__WORK ITEM__
The answer must repeat every record exactly, with no pictures in it.

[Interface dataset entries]
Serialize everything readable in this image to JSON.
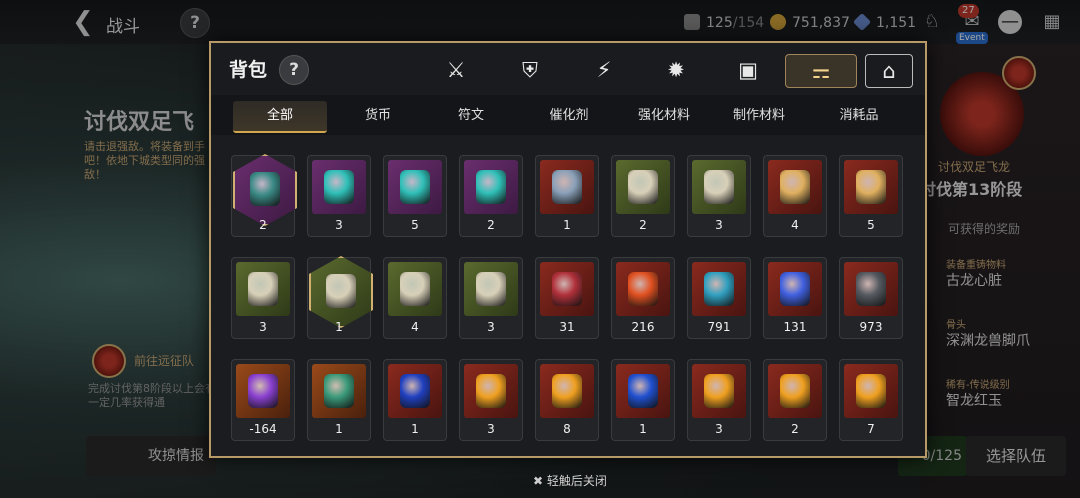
{
  "topbar": {
    "title": "战斗",
    "stamina": "125",
    "stamina_max": "/154",
    "gold": "751,837",
    "crystal": "1,151",
    "mail_badge": "27",
    "event_tag": "Event"
  },
  "background_left": {
    "title": "讨伐双足飞",
    "desc": "请击退强敌。将装备到手吧！依地下城类型同的强敌！",
    "expedition": "前往远征队",
    "desc2": "完成讨伐第8阶段以上会有一定几率获得通",
    "intel_button": "攻掠情报"
  },
  "background_right": {
    "boss_name": "讨伐双足飞龙",
    "stage": "讨伐第13阶段",
    "reward_label": "可获得的奖励",
    "items": [
      {
        "category": "装备重铸物料",
        "name": "古龙心脏"
      },
      {
        "category": "骨头",
        "name": "深渊龙兽脚爪"
      },
      {
        "category": "稀有-传说级别",
        "name": "智龙红玉"
      }
    ],
    "party_count": "0/125",
    "select_party": "选择队伍"
  },
  "modal": {
    "title": "背包",
    "category_icons": [
      "sword-shield-icon",
      "broken-shield-icon",
      "lightning-icon",
      "burst-icon",
      "dice-box-icon",
      "bag-icon",
      "house-icon"
    ],
    "active_category": 5,
    "tabs": [
      "全部",
      "货币",
      "符文",
      "催化剂",
      "强化材料",
      "制作材料",
      "消耗品"
    ],
    "active_tab": 0,
    "close_hint": "轻触后关闭"
  },
  "items": [
    {
      "count": "2",
      "frame": "purple",
      "gem": "#3a8a86",
      "hex": true
    },
    {
      "count": "3",
      "frame": "purple",
      "gem": "#2fc0b8"
    },
    {
      "count": "5",
      "frame": "purple",
      "gem": "#2fc0b8"
    },
    {
      "count": "2",
      "frame": "purple",
      "gem": "#2fc0b8"
    },
    {
      "count": "1",
      "frame": "red",
      "gem": "#8aa0b8"
    },
    {
      "count": "2",
      "frame": "green",
      "gem": "#d8d0b8"
    },
    {
      "count": "3",
      "frame": "green",
      "gem": "#d8d0b8"
    },
    {
      "count": "4",
      "frame": "red",
      "gem": "#e0b060"
    },
    {
      "count": "5",
      "frame": "red",
      "gem": "#e0b060"
    },
    {
      "count": "3",
      "frame": "green",
      "gem": "#d8d0b8"
    },
    {
      "count": "1",
      "frame": "green",
      "gem": "#d8d0b8",
      "hex": true
    },
    {
      "count": "4",
      "frame": "green",
      "gem": "#d8d0b8"
    },
    {
      "count": "3",
      "frame": "green",
      "gem": "#d8d0b8"
    },
    {
      "count": "31",
      "frame": "red",
      "gem": "#b0303a"
    },
    {
      "count": "216",
      "frame": "red",
      "gem": "#e05020"
    },
    {
      "count": "791",
      "frame": "red",
      "gem": "#30a0c0"
    },
    {
      "count": "131",
      "frame": "red",
      "gem": "#4060e0"
    },
    {
      "count": "973",
      "frame": "red",
      "gem": "#555a60"
    },
    {
      "count": "-164",
      "frame": "orange",
      "gem": "#8a40d0"
    },
    {
      "count": "1",
      "frame": "orange",
      "gem": "#3a9a7a"
    },
    {
      "count": "1",
      "frame": "red",
      "gem": "#2040c0"
    },
    {
      "count": "3",
      "frame": "red",
      "gem": "#f0a020"
    },
    {
      "count": "8",
      "frame": "red",
      "gem": "#f0a020"
    },
    {
      "count": "1",
      "frame": "red",
      "gem": "#2050d0"
    },
    {
      "count": "3",
      "frame": "red",
      "gem": "#f0a020"
    },
    {
      "count": "2",
      "frame": "red",
      "gem": "#f0a020"
    },
    {
      "count": "7",
      "frame": "red",
      "gem": "#f0a020"
    }
  ]
}
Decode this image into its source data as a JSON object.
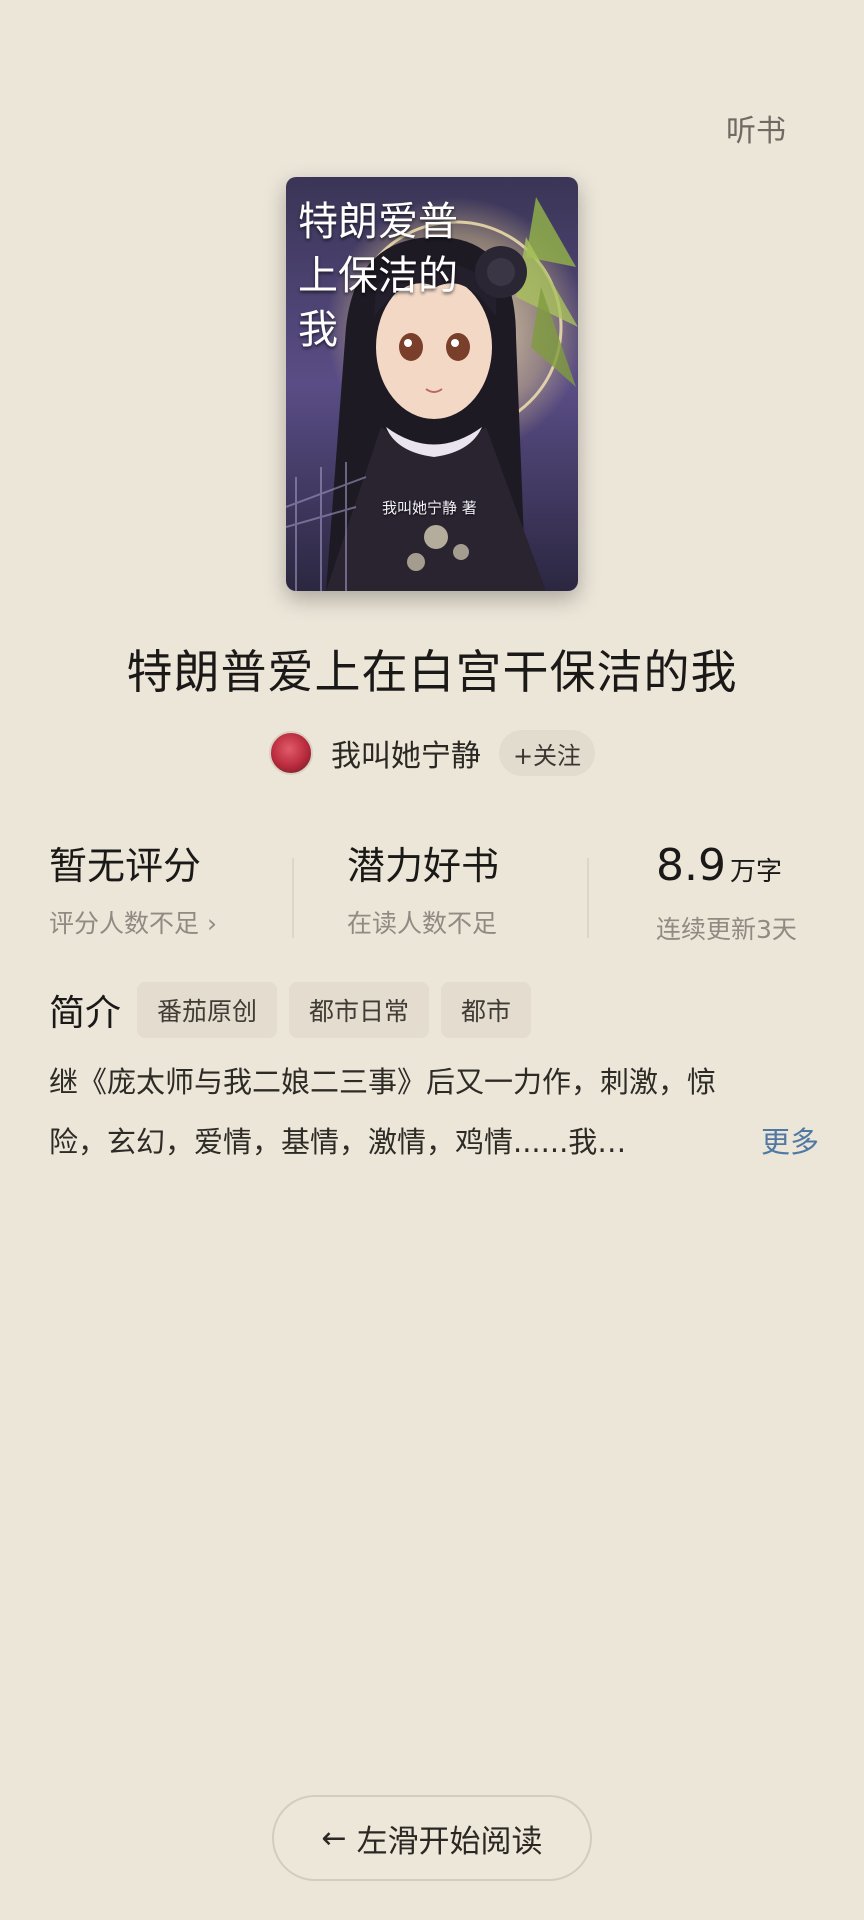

__RESPONSE__
Serialize everything readable in this image to JSON.
{
  "topbar": {
    "title": "战斗",
    "stamina": "125",
    "stamina_max": "/154",
    "gold": "751,837",
    "crystal": "1,151",
    "mail_badge": "27",
    "event_tag": "Event"
  },
  "background_left": {
    "title": "讨伐双足飞",
    "desc": "请击退强敌。将装备到手吧！依地下城类型同的强敌！",
    "expedition": "前往远征队",
    "desc2": "完成讨伐第8阶段以上会有一定几率获得通",
    "intel_button": "攻掠情报"
  },
  "background_right": {
    "boss_name": "讨伐双足飞龙",
    "stage": "讨伐第13阶段",
    "reward_label": "可获得的奖励",
    "items": [
      {
        "category": "装备重铸物料",
        "name": "古龙心脏"
      },
      {
        "category": "骨头",
        "name": "深渊龙兽脚爪"
      },
      {
        "category": "稀有-传说级别",
        "name": "智龙红玉"
      }
    ],
    "party_count": "0/125",
    "select_party": "选择队伍"
  },
  "modal": {
    "title": "背包",
    "category_icons": [
      "sword-shield-icon",
      "broken-shield-icon",
      "lightning-icon",
      "burst-icon",
      "dice-box-icon",
      "bag-icon",
      "house-icon"
    ],
    "active_category": 5,
    "tabs": [
      "全部",
      "货币",
      "符文",
      "催化剂",
      "强化材料",
      "制作材料",
      "消耗品"
    ],
    "active_tab": 0,
    "close_hint": "轻触后关闭"
  },
  "items": [
    {
      "count": "2",
      "frame": "purple",
      "gem": "#3a8a86",
      "hex": true
    },
    {
      "count": "3",
      "frame": "purple",
      "gem": "#2fc0b8"
    },
    {
      "count": "5",
      "frame": "purple",
      "gem": "#2fc0b8"
    },
    {
      "count": "2",
      "frame": "purple",
      "gem": "#2fc0b8"
    },
    {
      "count": "1",
      "frame": "red",
      "gem": "#8aa0b8"
    },
    {
      "count": "2",
      "frame": "green",
      "gem": "#d8d0b8"
    },
    {
      "count": "3",
      "frame": "green",
      "gem": "#d8d0b8"
    },
    {
      "count": "4",
      "frame": "red",
      "gem": "#e0b060"
    },
    {
      "count": "5",
      "frame": "red",
      "gem": "#e0b060"
    },
    {
      "count": "3",
      "frame": "green",
      "gem": "#d8d0b8"
    },
    {
      "count": "1",
      "frame": "green",
      "gem": "#d8d0b8",
      "hex": true
    },
    {
      "count": "4",
      "frame": "green",
      "gem": "#d8d0b8"
    },
    {
      "count": "3",
      "frame": "green",
      "gem": "#d8d0b8"
    },
    {
      "count": "31",
      "frame": "red",
      "gem": "#b0303a"
    },
    {
      "count": "216",
      "frame": "red",
      "gem": "#e05020"
    },
    {
      "count": "791",
      "frame": "red",
      "gem": "#30a0c0"
    },
    {
      "count": "131",
      "frame": "red",
      "gem": "#4060e0"
    },
    {
      "count": "973",
      "frame": "red",
      "gem": "#555a60"
    },
    {
      "count": "-164",
      "frame": "orange",
      "gem": "#8a40d0"
    },
    {
      "count": "1",
      "frame": "orange",
      "gem": "#3a9a7a"
    },
    {
      "count": "1",
      "frame": "red",
      "gem": "#2040c0"
    },
    {
      "count": "3",
      "frame": "red",
      "gem": "#f0a020"
    },
    {
      "count": "8",
      "frame": "red",
      "gem": "#f0a020"
    },
    {
      "count": "1",
      "frame": "red",
      "gem": "#2050d0"
    },
    {
      "count": "3",
      "frame": "red",
      "gem": "#f0a020"
    },
    {
      "count": "2",
      "frame": "red",
      "gem": "#f0a020"
    },
    {
      "count": "7",
      "frame": "red",
      "gem": "#f0a020"
    }
  ]
}
Decode this image into its source data as a JSON object.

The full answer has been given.